**Data provided:**
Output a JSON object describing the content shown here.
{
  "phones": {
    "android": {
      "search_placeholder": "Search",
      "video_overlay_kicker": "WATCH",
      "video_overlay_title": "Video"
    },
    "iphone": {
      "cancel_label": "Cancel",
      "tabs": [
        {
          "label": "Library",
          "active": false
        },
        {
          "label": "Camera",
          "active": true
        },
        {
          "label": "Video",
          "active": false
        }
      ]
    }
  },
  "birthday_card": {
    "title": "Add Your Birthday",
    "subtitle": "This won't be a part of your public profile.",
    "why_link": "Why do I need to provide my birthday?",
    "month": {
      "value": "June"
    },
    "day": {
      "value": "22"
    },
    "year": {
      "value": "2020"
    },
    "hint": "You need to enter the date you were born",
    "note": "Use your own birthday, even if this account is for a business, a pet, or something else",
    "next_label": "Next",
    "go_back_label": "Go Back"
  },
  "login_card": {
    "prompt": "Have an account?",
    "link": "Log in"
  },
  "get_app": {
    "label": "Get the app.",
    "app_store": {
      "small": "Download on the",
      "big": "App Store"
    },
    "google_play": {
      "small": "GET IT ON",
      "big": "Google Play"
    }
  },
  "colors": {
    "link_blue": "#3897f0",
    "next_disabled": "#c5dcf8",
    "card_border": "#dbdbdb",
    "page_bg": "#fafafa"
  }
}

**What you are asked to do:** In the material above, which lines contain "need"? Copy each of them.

**Answer for the task:**
    "why_link": "Why do I need to provide my birthday?",
    "hint": "You need to enter the date you were born",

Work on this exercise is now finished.